A new report from GuideStar indicates that there are more female nonprofit CEOs than ever, especially at smaller organizations, but the compensation gap in the sector persists—and in some cases may be getting worse.
In one way, the gender gap is starting to look smaller than ever. In another, the gap is still apparent.
That’s according to the latest edition of the GuideStar Nonprofit Compensation Report, which covers the 2014 fiscal year. The report states that more women than ever are heading large nonprofits.
“The nonprofit sector has moved toward greater gender equality in the past 10 years,” GuideStar Senior Research Fellow Chuck McLean noted in a news release.
However, that data point tells only part of the story. The problem is twofold, according to the report, which is based on more than 96,000 Form 990 tax filings:
The gender gap is most pronounced at larger organizations. Women still represent only one-fifth of CEOs at organizations with budgets larger than $50 million, according to Crain’s Chicago Business. The gap, although an improvement over the 14 percent level seen in 2013, remains significant. The pay differential at larger organizations is considerable as well, with male CEOs making 23 percent more than women at organizations with budgets larger than $25 million.
Even at small organizations, a gender pay gap is apparent. The difference is getting smaller at many small nonprofits, where women tend to represent the majority of chief executives. The gap in pay, according to the study, remains at 8 percent.
According to Nonprofit Quarterly writer Michael Wyland, one element of the gender gap highlighted by the GuideStar report requires a little reading between the lines:
The one-year median increase in incumbent CEO compensation by gender and organization size is interesting because, while the pay gap between men and women is closing at organizations with budgets under $25 million, it’s widening for organizations with budgets over $25 million. Especially since smaller nonprofits report lower median increases in compensation for both men and women, it’s perplexing to note that large nonprofits, which would potentially have greater resources to devote to pay equity, appear to be neglecting that responsibility.
The issues raised by the study are in many ways systemic. And McLean told Crain’s he didn’t see an immediate solution to the problem.

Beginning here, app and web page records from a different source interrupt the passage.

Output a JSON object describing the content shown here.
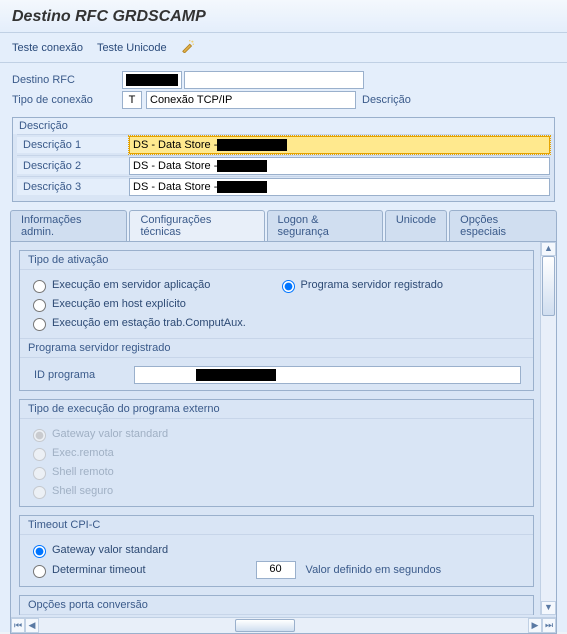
{
  "title": "Destino RFC GRDSCAMP",
  "toolbar": {
    "test_conn": "Teste conexão",
    "test_unicode": "Teste Unicode"
  },
  "header": {
    "rfc_label": "Destino RFC",
    "type_label": "Tipo de conexão",
    "type_code": "T",
    "type_text": "Conexão TCP/IP",
    "desc_label": "Descrição"
  },
  "desc_group": {
    "title": "Descrição",
    "rows": [
      {
        "label": "Descrição 1",
        "prefix": "DS - Data Store - "
      },
      {
        "label": "Descrição 2",
        "prefix": "DS - Data Store - "
      },
      {
        "label": "Descrição 3",
        "prefix": "DS - Data Store - "
      }
    ]
  },
  "tabs": {
    "admin": "Informações admin.",
    "tech": "Configurações técnicas",
    "logon": "Logon & segurança",
    "unicode": "Unicode",
    "special": "Opções especiais"
  },
  "activation": {
    "title": "Tipo de ativação",
    "opt_app": "Execução em servidor aplicação",
    "opt_reg": "Programa servidor registrado",
    "opt_host": "Execução em host explícito",
    "opt_ws": "Execução em estação trab.ComputAux."
  },
  "reg_prog": {
    "title": "Programa servidor registrado",
    "id_label": "ID programa"
  },
  "ext_exec": {
    "title": "Tipo de execução do programa externo",
    "gw_std": "Gateway valor standard",
    "remote": "Exec.remota",
    "rshell": "Shell remoto",
    "sshell": "Shell seguro"
  },
  "timeout": {
    "title": "Timeout CPI-C",
    "gw_std": "Gateway valor standard",
    "det": "Determinar timeout",
    "value": "60",
    "unit": "Valor definido em segundos"
  },
  "port_opts": {
    "title": "Opções porta conversão"
  }
}
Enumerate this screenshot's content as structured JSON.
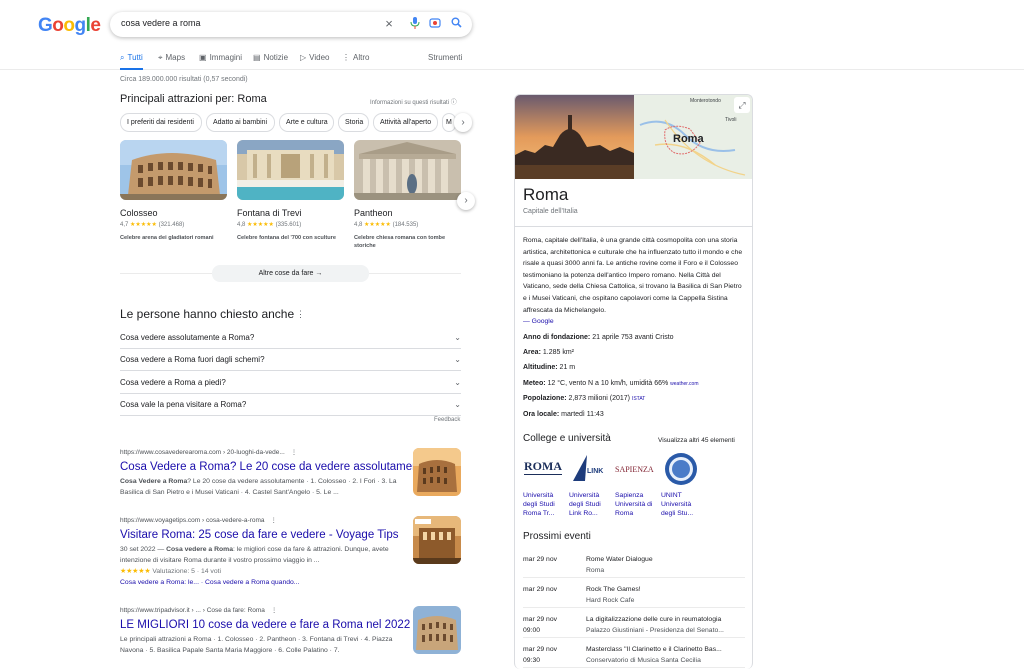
{
  "logo": {
    "letters": [
      "G",
      "o",
      "o",
      "g",
      "l",
      "e"
    ],
    "colors": [
      "#4285f4",
      "#ea4335",
      "#fbbc05",
      "#4285f4",
      "#34a853",
      "#ea4335"
    ]
  },
  "search": {
    "query": "cosa vedere a roma"
  },
  "tabs": [
    {
      "label": "Tutti",
      "icon": "search-icon"
    },
    {
      "label": "Maps",
      "icon": "map-pin-icon"
    },
    {
      "label": "Immagini",
      "icon": "image-icon"
    },
    {
      "label": "Notizie",
      "icon": "news-icon"
    },
    {
      "label": "Video",
      "icon": "video-icon"
    },
    {
      "label": "Altro",
      "icon": "more-icon"
    },
    {
      "label": "Strumenti"
    }
  ],
  "stats": "Circa 189.000.000 risultati (0,57 secondi)",
  "attractions": {
    "title": "Principali attrazioni per: Roma",
    "info": "Informazioni su questi risultati",
    "chips": [
      "I preferiti dai residenti",
      "Adatto ai bambini",
      "Arte e cultura",
      "Storia",
      "Attività all'aperto",
      "M"
    ],
    "cards": [
      {
        "name": "Colosseo",
        "rating": "4,7",
        "reviews": "(321.468)",
        "desc": "Celebre arena dei gladiatori romani"
      },
      {
        "name": "Fontana di Trevi",
        "rating": "4,8",
        "reviews": "(335.601)",
        "desc": "Celebre fontana del '700 con sculture"
      },
      {
        "name": "Pantheon",
        "rating": "4,8",
        "reviews": "(184.535)",
        "desc": "Celebre chiesa romana con tombe storiche"
      }
    ],
    "more": "Altre cose da fare"
  },
  "paa": {
    "title": "Le persone hanno chiesto anche",
    "questions": [
      "Cosa vedere assolutamente a Roma?",
      "Cosa vedere a Roma fuori dagli schemi?",
      "Cosa vedere a Roma a piedi?",
      "Cosa vale la pena visitare a Roma?"
    ],
    "feedback": "Feedback"
  },
  "results": [
    {
      "url": "https://www.cosavederearoma.com › 20-luoghi-da-vede...",
      "title": "Cosa Vedere a Roma? Le 20 cose da vedere assolutamente",
      "snippet_bold": "Cosa Vedere a Roma",
      "snippet": "? Le 20 cose da vedere assolutamente · 1. Colosseo · 2. I Fori · 3. La Basilica di San Pietro e i Musei Vaticani · 4. Castel Sant'Angelo · 5. Le ..."
    },
    {
      "url": "https://www.voyagetips.com › cosa-vedere-a-roma",
      "title": "Visitare Roma: 25 cose da fare e vedere - Voyage Tips",
      "date": "30 set 2022 — ",
      "snippet_bold": "Cosa vedere a Roma",
      "snippet": ": le migliori cose da fare & attrazioni. Dunque, avete intenzione di visitare Roma durante il vostro prossimo viaggio in ...",
      "rating": "Valutazione: 5 · 14 voti",
      "links": "Cosa vedere a Roma: le... · Cosa vedere a Roma quando..."
    },
    {
      "url": "https://www.tripadvisor.it › ... › Cose da fare: Roma",
      "title": "LE MIGLIORI 10 cose da vedere e fare a Roma nel 2022",
      "snippet": "Le principali attrazioni a Roma · 1. Colosseo · 2. Pantheon · 3. Fontana di Trevi · 4. Piazza Navona · 5. Basilica Papale Santa Maria Maggiore · 6. Colle Palatino · 7."
    }
  ],
  "knowledge": {
    "title": "Roma",
    "subtitle": "Capitale dell'Italia",
    "map_label": "Roma",
    "map_places": [
      "Monterotondo",
      "Tivoli"
    ],
    "description": "Roma, capitale dell'Italia, è una grande città cosmopolita con una storia artistica, architettonica e culturale che ha influenzato tutto il mondo e che risale a quasi 3000 anni fa. Le antiche rovine come il Foro e il Colosseo testimoniano la potenza dell'antico Impero romano. Nella Città del Vaticano, sede della Chiesa Cattolica, si trovano la Basilica di San Pietro e i Musei Vaticani, che ospitano capolavori come la Cappella Sistina affrescata da Michelangelo.",
    "source": "— Google",
    "facts": [
      {
        "k": "Anno di fondazione:",
        "v": " 21 aprile 753 avanti Cristo"
      },
      {
        "k": "Area:",
        "v": " 1.285 km²"
      },
      {
        "k": "Altitudine:",
        "v": " 21 m"
      },
      {
        "k": "Meteo:",
        "v": " 12 °C, vento N a 10 km/h, umidità 66% ",
        "extra": "weather.com"
      },
      {
        "k": "Popolazione:",
        "v": " 2,873 milioni (2017) ",
        "extra": "ISTAT"
      },
      {
        "k": "Ora locale:",
        "v": " martedì 11:43"
      }
    ],
    "colleges": {
      "title": "College e università",
      "more": "Visualizza altri 45 elementi",
      "items": [
        {
          "name": "Università degli Studi Roma Tr...",
          "logo": "ROMA TRE"
        },
        {
          "name": "Università degli Studi Link Ro...",
          "logo": "LINK"
        },
        {
          "name": "Sapienza Università di Roma",
          "logo": "SAPIENZA"
        },
        {
          "name": "UNINT Università degli Stu...",
          "logo": "UNINT"
        }
      ]
    },
    "events": {
      "title": "Prossimi eventi",
      "items": [
        {
          "date": "mar 29 nov",
          "time": "",
          "name": "Rome Water Dialogue",
          "place": "Roma"
        },
        {
          "date": "mar 29 nov",
          "time": "",
          "name": "Rock The Games!",
          "place": "Hard Rock Cafe"
        },
        {
          "date": "mar 29 nov",
          "time": "09:00",
          "name": "La digitalizzazione delle cure in reumatologia",
          "place": "Palazzo Giustiniani - Presidenza del Senato..."
        },
        {
          "date": "mar 29 nov",
          "time": "09:30",
          "name": "Masterclass \"Il Clarinetto e il Clarinetto Bas...",
          "place": "Conservatorio di Musica Santa Cecilia"
        }
      ]
    }
  }
}
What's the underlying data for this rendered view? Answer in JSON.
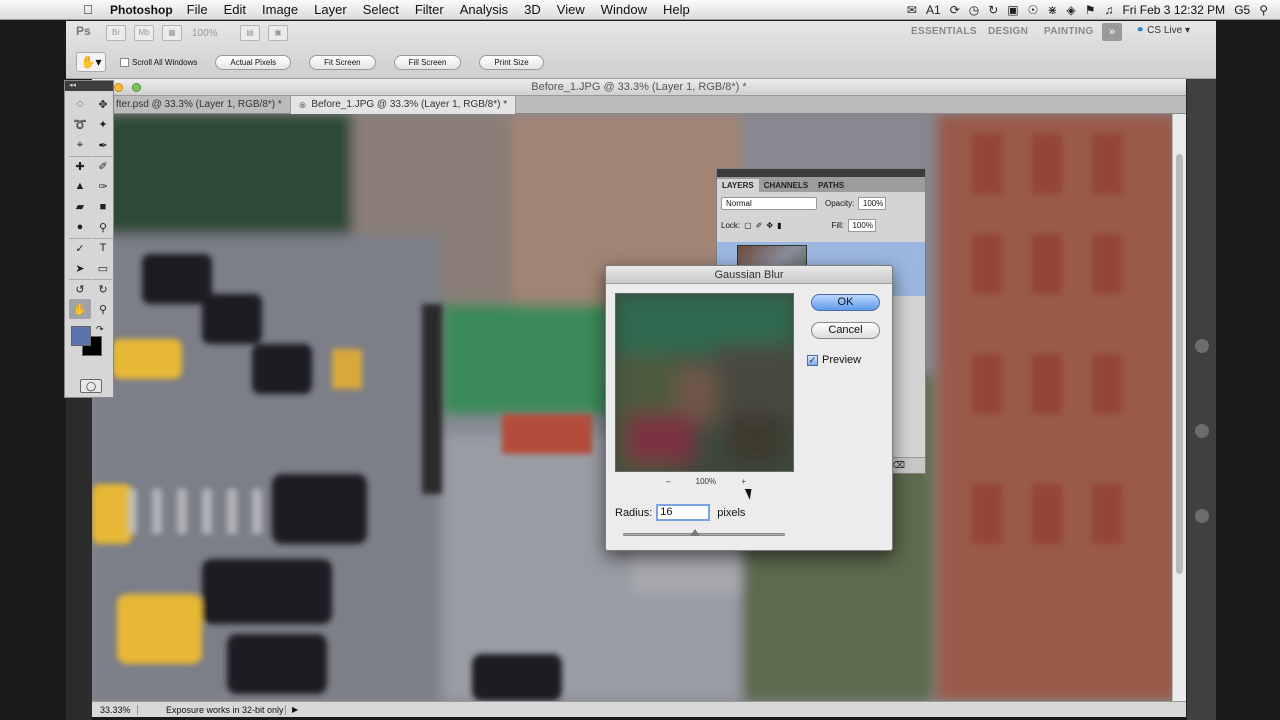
{
  "menubar": {
    "app_name": "Photoshop",
    "items": [
      "File",
      "Edit",
      "Image",
      "Layer",
      "Select",
      "Filter",
      "Analysis",
      "3D",
      "View",
      "Window",
      "Help"
    ],
    "status_num": "1",
    "clock": "Fri Feb 3  12:32 PM",
    "version": "G5"
  },
  "appbar": {
    "logo": "Ps",
    "zoom": "100%",
    "workspaces": [
      "ESSENTIALS",
      "DESIGN",
      "PAINTING"
    ],
    "more": "»",
    "cs_live": "CS Live"
  },
  "tool_options": {
    "scroll_all": "Scroll All Windows",
    "buttons": [
      "Actual Pixels",
      "Fit Screen",
      "Fill Screen",
      "Print Size"
    ]
  },
  "document": {
    "window_title": "Before_1.JPG @ 33.3% (Layer 1, RGB/8*) *",
    "tabs": [
      {
        "label": "fter.psd @ 33.3% (Layer 1, RGB/8*) *",
        "active": false
      },
      {
        "label": "Before_1.JPG @ 33.3% (Layer 1, RGB/8*) *",
        "active": true
      }
    ],
    "zoom": "33.33%",
    "status_info": "Exposure works in 32-bit only"
  },
  "layers_panel": {
    "tabs": [
      "LAYERS",
      "CHANNELS",
      "PATHS"
    ],
    "blend_mode": "Normal",
    "opacity_label": "Opacity:",
    "opacity": "100%",
    "lock_label": "Lock:",
    "fill_label": "Fill:",
    "fill": "100%"
  },
  "dialog": {
    "title": "Gaussian Blur",
    "ok": "OK",
    "cancel": "Cancel",
    "preview_label": "Preview",
    "preview_checked": true,
    "zoom": "100%",
    "zoom_minus": "–",
    "zoom_plus": "+",
    "radius_label": "Radius:",
    "radius_value": "16",
    "radius_unit": "pixels"
  },
  "colors": {
    "foreground": "#5a73ad",
    "background": "#000000",
    "accent": "#5f9ae8"
  }
}
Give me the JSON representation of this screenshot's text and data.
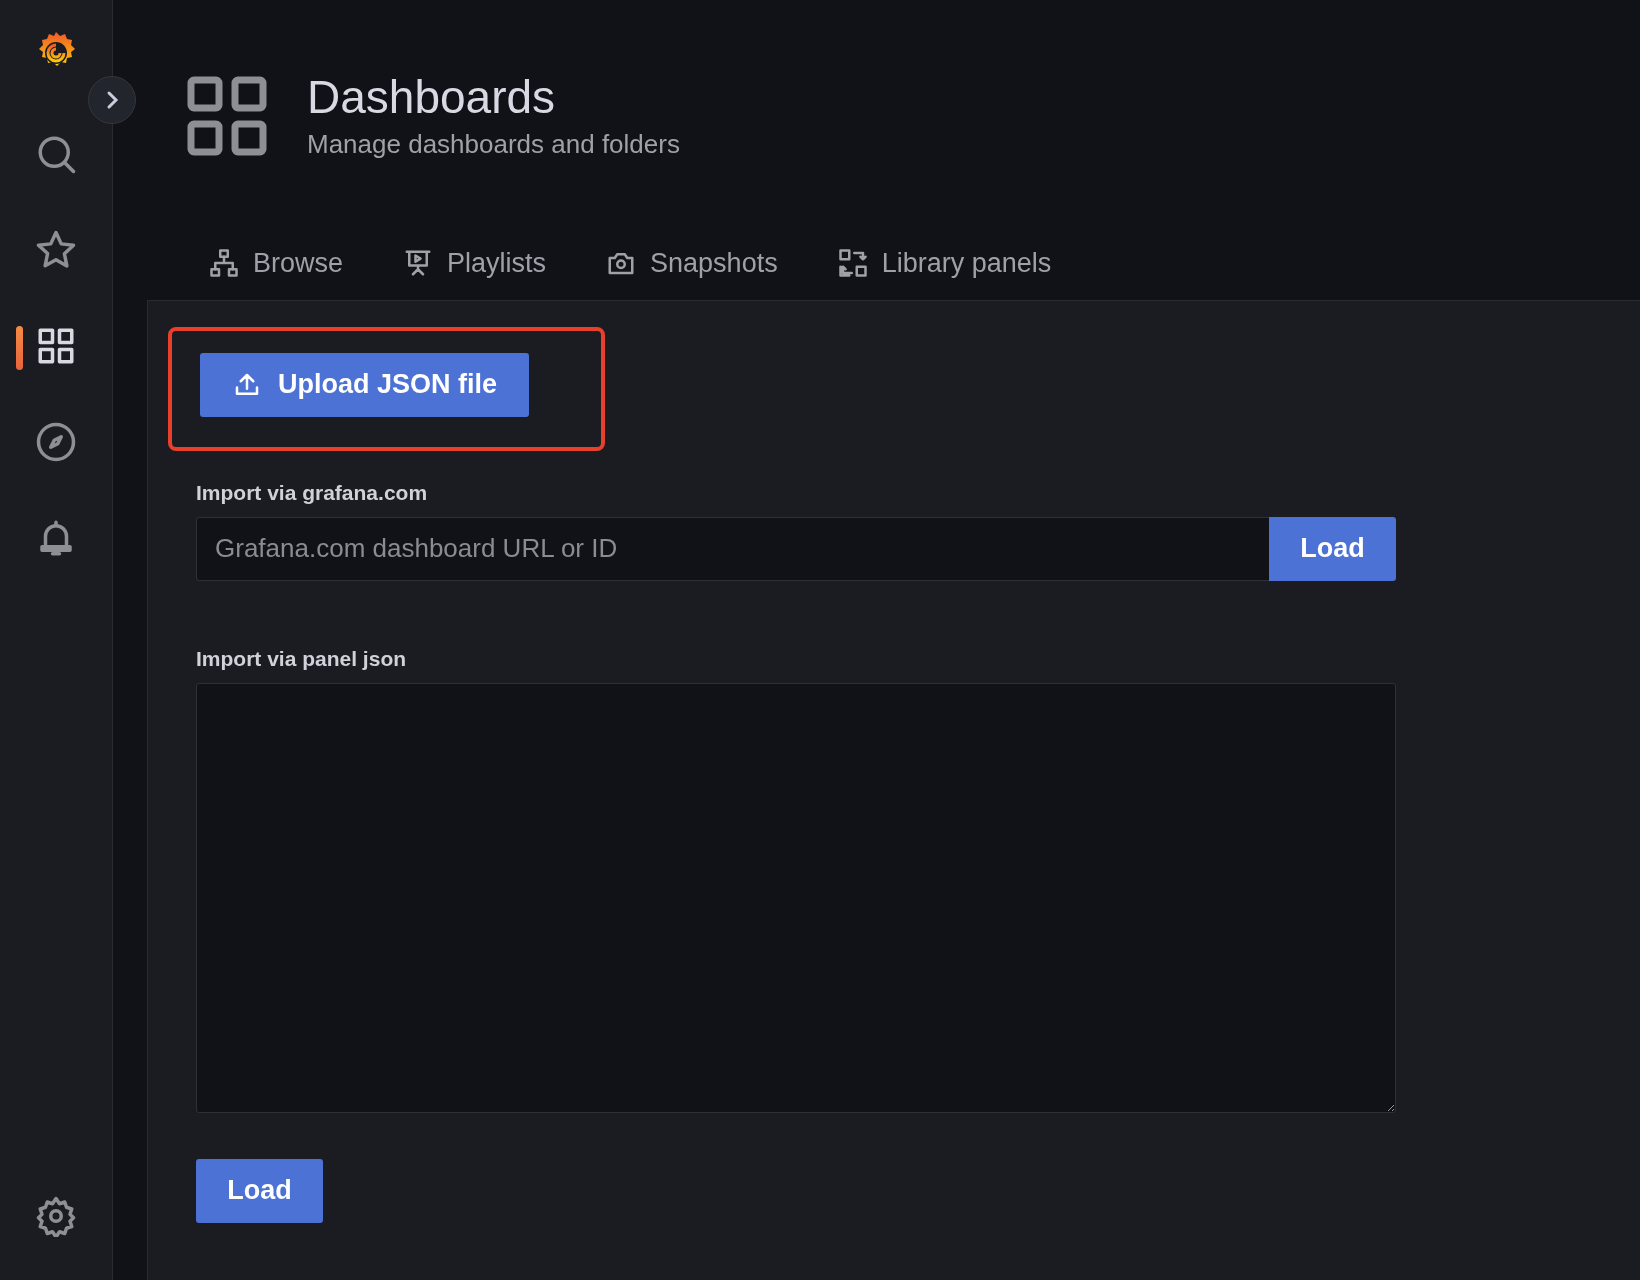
{
  "sidebar": {
    "items": [
      {
        "kind": "search",
        "selected": false
      },
      {
        "kind": "starred",
        "selected": false
      },
      {
        "kind": "dashboards",
        "selected": true
      },
      {
        "kind": "explore",
        "selected": false
      },
      {
        "kind": "alerting",
        "selected": false
      }
    ],
    "bottom_items": [
      {
        "kind": "settings",
        "selected": false
      }
    ]
  },
  "header": {
    "title": "Dashboards",
    "subtitle": "Manage dashboards and folders"
  },
  "tabs": [
    {
      "label": "Browse",
      "kind": "browse"
    },
    {
      "label": "Playlists",
      "kind": "playlists"
    },
    {
      "label": "Snapshots",
      "kind": "snapshots"
    },
    {
      "label": "Library panels",
      "kind": "library"
    }
  ],
  "upload": {
    "label": "Upload JSON file",
    "highlighted": true
  },
  "grafana_import": {
    "label": "Import via grafana.com",
    "placeholder": "Grafana.com dashboard URL or ID",
    "button": "Load"
  },
  "panel_import": {
    "label": "Import via panel json",
    "button": "Load"
  }
}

“Certainly not in my lifetime,” he said of seeing the gap close. Pay equity “will require some sort of fundamental social change to disrupt the regression line.”
The full report is available for sale at the GuideStar website.